> **EXERCISE INSTRUCTIONS**
Going through the data below, please show each line containing the string "Compression".

> **GIVEN DATA**
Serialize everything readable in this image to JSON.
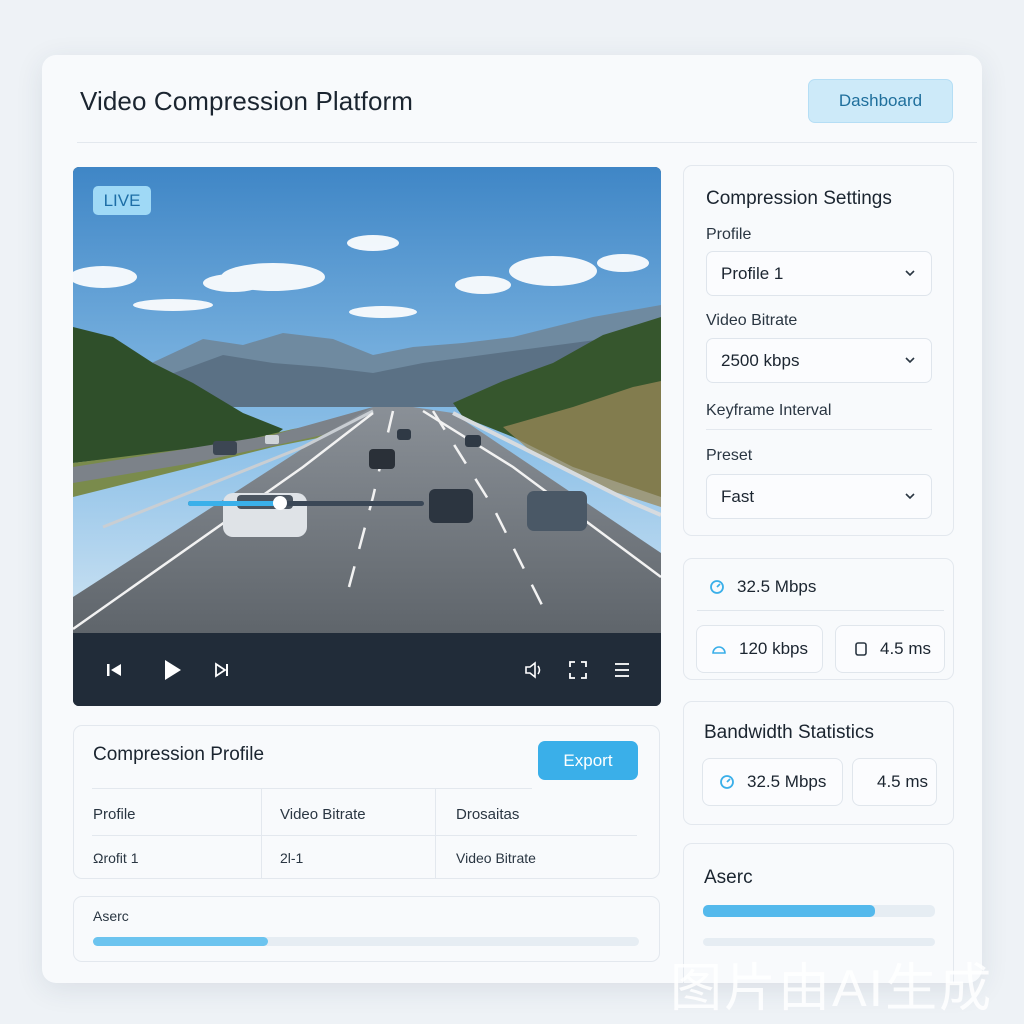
{
  "header": {
    "title": "Video Compression Platform",
    "dashboard_label": "Dashboard"
  },
  "video": {
    "live_label": "LIVE",
    "progress": 0.39,
    "controls": [
      "skip-back-icon",
      "play-icon",
      "skip-forward-icon",
      "volume-icon",
      "fullscreen-icon",
      "menu-icon"
    ]
  },
  "settings": {
    "title": "Compression Settings",
    "profile_label": "Profile",
    "profile_value": "Profile 1",
    "bitrate_label": "Video Bitrate",
    "bitrate_value": "2500 kbps",
    "keyframe_label": "Keyframe Interval",
    "preset_label": "Preset",
    "preset_value": "Fast"
  },
  "metrics": {
    "throughput": "32.5 Mbps",
    "bitrate": "120 kbps",
    "latency": "4.5 ms"
  },
  "bandwidth": {
    "title": "Bandwidth Statistics",
    "throughput": "32.5 Mbps",
    "latency": "4.5 ms"
  },
  "right_bottom": {
    "title": "Aserc",
    "bar1": 0.74,
    "bar2": 0.0
  },
  "profile_table": {
    "title": "Compression Profile",
    "export_label": "Export",
    "headers": [
      "Profile",
      "Video Bitrate",
      "Drosaitas"
    ],
    "row": [
      "Ωrofit 1",
      "2l-1",
      "Video Bitrate"
    ]
  },
  "left_bottom": {
    "title": "Aserc",
    "progress": 0.32
  },
  "watermark": "图片由AI生成",
  "colors": {
    "accent": "#3aafe9",
    "accent_light": "#cdeaf9",
    "player_bar": "#212c39"
  }
}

> **RESULT OF THE TASK**
    "title": "Video Compression Platform",
    "title": "Compression Settings",
    "title": "Compression Profile",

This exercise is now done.